IP: Yes, the fees can vary quite a bit. In South Africa, for example, Kruger National Park, which is quite an iconic destination, has very low park entry fees, even for foreigners ($30 per person per day, and no vehicle fee). So, if you plan your own safari, where you rent a car and you do everything by yourself, you're not going to be in for a lot of money. And it's fabulous there, with a good network of roads, and it’s easily accessible, and you can make your way around very comfortably.

But, the parks in Tanzania and Kenya, for example, charge exorbitant fees. They charge up to $90 per person per day park entry, then an additional fee per vehicle. So, if you’re doing a self-tour, you're already in for over $100 a day, without accommodation (Tanzania’s Ngorongoro Crater charges $70 per person and $295 per vehicle PER DAY!). That’s a significant part of a solo traveler’s budget. But, if you do an organized trip in any of these destinations, through an agent or a photographic safari operator, all those park fees are included in the initial fee that you pay.

Photographers shoot from top hatch of closed safari vehicle in Kenya’s Masai Mara National Reserve.


Canon EOS 5D Mark II; EF 16-35mm f/2.8L II USM lens; Aperture priority; 1/400 sec. at f/8; ISO 400; 0 EV

JW: What are the safari vehicles like? Do they differ between camps or regions?

IP: Most safari vehicles are open at the top, which is lovely because you get to experience nature in all its wonder—the sights, the smells, feel the wind through your hair. You get to really indulge in what it's like out in the bush.

Kenya is the only place where you’ll find some closed vehicles, although they have sliding windows that open on the sides, and a roof hatch you can lift to see out the top. It rains a bit more frequently in Kenya, and they get thunderstorms. So, you can close everything up if you're caught out in the rain. In other places, they usually try and get you undercover, or back to the camp quickly when there's an approaching storm.

For more advice on the topic of African Safaris, jump to our companion articles in this four-part series with Isak Pretorius: Safari Camps and Animal Sightings, Photo Gear & Shooting Tips, and Packing & Travel Tips for International Flights.

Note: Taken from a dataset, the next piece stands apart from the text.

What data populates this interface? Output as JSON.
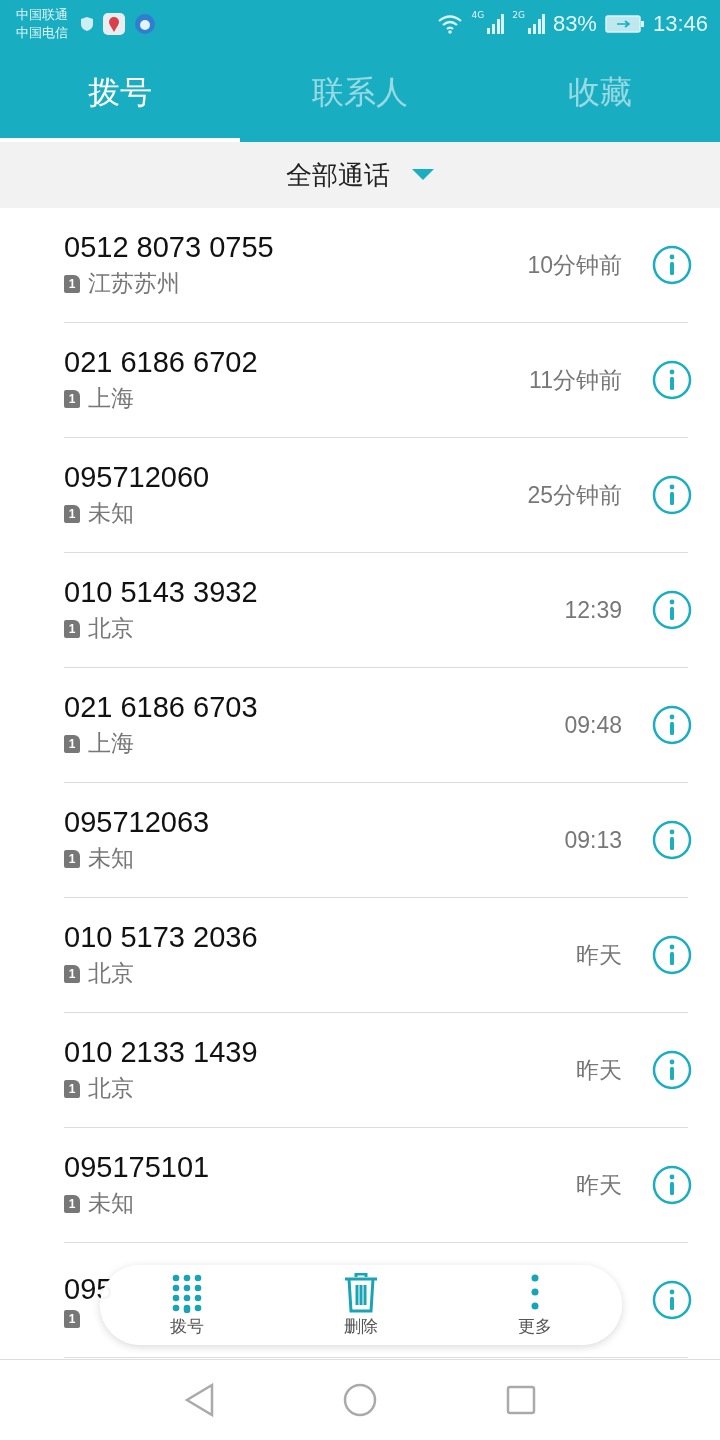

To learn more about Isak Pretorius, and the safaris he offers, check out his website The African Photographer, and visit him on Facebook and Instagram, as well.

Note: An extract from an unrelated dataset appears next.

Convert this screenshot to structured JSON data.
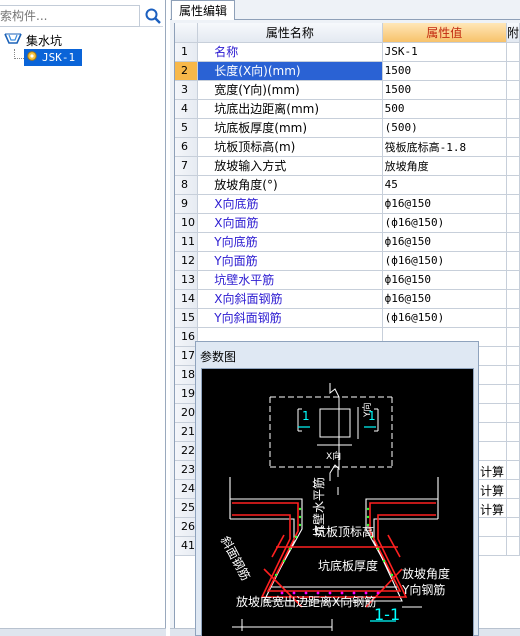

For more wildlife-related news and tips, be sure to check out the rest of Wildlife Week on B&H Explora!